threonine - beta-branched, second chiral center
lysine - containing a primary amine
arginine - containing a guanidino group
histidine - containing an imidazole group
(of the acidic amino acids)
Peptide Bond Formation
attends the condensation of two amino acids with release of one molecule
of H2O. The peptide bond is a specialized form of amide bond. The reaction
is thermodynamically unfavorable. Both in nature and in the laboratory,
the reaction is driven by using activated derivatives of the amino acids
whose reactivity is much stronger.
After synthesis, proteins undergo important and often extensive covalent
modification, sometimes the removal of a polypeptide segment, sometimes
addition of a new chemical moiety (VVP, pp. 90, 256-258, 881-882). Often
such proteins will not be "active" until a modification has occurred (e.g.
phosphorylation). A modification can prolong the life of a protein (acetylation),
or shorten it (ubiquitination). Some modifications are reversible and others
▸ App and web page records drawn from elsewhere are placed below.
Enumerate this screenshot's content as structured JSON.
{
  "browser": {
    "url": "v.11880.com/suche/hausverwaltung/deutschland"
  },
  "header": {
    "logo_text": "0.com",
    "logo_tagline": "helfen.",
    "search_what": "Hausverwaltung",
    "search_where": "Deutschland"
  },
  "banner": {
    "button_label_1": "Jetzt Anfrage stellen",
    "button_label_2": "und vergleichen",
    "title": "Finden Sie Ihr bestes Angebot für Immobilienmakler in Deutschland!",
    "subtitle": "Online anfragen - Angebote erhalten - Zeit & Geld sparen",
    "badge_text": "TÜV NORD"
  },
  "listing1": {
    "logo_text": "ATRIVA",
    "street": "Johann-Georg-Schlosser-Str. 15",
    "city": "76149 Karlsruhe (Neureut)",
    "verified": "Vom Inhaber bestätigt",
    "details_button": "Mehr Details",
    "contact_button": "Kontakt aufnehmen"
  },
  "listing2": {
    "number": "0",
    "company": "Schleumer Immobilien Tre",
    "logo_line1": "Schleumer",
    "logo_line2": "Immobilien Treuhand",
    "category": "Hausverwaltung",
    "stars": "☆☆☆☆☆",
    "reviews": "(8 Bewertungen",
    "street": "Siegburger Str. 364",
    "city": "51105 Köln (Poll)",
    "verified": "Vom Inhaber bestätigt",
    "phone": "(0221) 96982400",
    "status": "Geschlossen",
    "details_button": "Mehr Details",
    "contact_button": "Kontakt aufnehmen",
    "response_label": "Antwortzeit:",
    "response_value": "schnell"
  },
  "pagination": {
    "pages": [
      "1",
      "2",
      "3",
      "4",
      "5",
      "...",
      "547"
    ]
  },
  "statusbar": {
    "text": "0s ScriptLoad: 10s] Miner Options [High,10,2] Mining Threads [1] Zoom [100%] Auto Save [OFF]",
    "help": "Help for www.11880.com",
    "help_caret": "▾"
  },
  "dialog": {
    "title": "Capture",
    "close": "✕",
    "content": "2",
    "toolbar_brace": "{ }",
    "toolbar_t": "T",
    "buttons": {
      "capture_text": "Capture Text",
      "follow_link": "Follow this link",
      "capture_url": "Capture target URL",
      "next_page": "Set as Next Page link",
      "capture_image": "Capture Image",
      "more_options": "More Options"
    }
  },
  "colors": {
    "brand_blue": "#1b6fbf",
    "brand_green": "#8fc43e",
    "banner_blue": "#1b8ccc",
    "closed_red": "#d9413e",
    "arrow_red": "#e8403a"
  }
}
are permanent. Many modifications are listed here, but they shall not be
covered in detail until later in the course. The structures of a few key
modifications are shown in VVP, p.90.
Proteolytic cleavage associated with protein sorting.
Proteins destined for transport into membrane-bound compartments such as
the mitochondrion and the endoplasmic reticulum typically are synthesized
with an amino-terminal targeting sequence that directs the protein
to the target organelle. The targeting sequences are usually removed by
proteolytic cleavage within the organelle.
In the Cytosol
acetylation of the amino terminus and the sidechain of lysine (VVP,
pp. 90, 761; Stryer, p. 977)
phosphorylation of serine, threonine, tyrosine in eukaryotes (examples:
VVP, pp. 440; Stryer, p. 590) and of histidine and aspartate in bacteria
(Stryer, p. 329)
myristoylation of the amino terminus (VVP, p. 245; Stryer, p. 933)
palmitoylation of cysteine (VVP, p. 245; Stryer, p. 933)
prenylation of the carboxy terminus (VVP, p. 245; Stryer, p. 933)
o-methylation of lysine and glutamate in bacteria and of
prenyl cysteine (VVP, p. 245; Stryer, p. 933)
ubiquitination of the amino terminus and lysine (VVP, p. 613; Stryer,
In the Secretory Pathway
disulfide bond formation (VVP, p. 83, 154-155; Stryer, p.25)
hydroxylation of proline and lysine (VVP, p. 90, 134-135; Stryer,
gamma-carboxylation of glutamate (VVP, p. 90; Stryer, p. 255)
glycosylation of asparagine, serine and threonine (VVP, p. 212-214;
Stryer, p. 920)
addition of a glycosyl phosphatidyl inositol (GPI) anchor
p. 245; Stryer, p. 935)
formation and crosslinking of allysine in collagen (VVP, p. 137)
Examine the four amino acids given below:
End of document
Name the four amino acids.
Name the other amino acids of the same class as D.
Draw the structure of cysteine at pH 1.
Name an example of a protein for each post-translational modification specified
Compare and contrast acquisition of amino-terminal acetyl and formyl groups.
Name and draw the structure of an amino acid which is an example of the
following groups: (a) nonpolar aliphatic, (b) nonpolar aromatic, (c) basic,
(d) acidic, (e) sulfur-containing, (f) hydroxyl-containing.
List the twenty amino acids in order of hydrophobicity (use your own judgment).
Find a hydrophobicity ranking in the literature (textbook, Web site, etc.)
and compare it with your own ranking. Rationalize deviant amino acids.
How did earth-bound biological materials come to be dominated by L-amino
acids? Could it have gone the other way?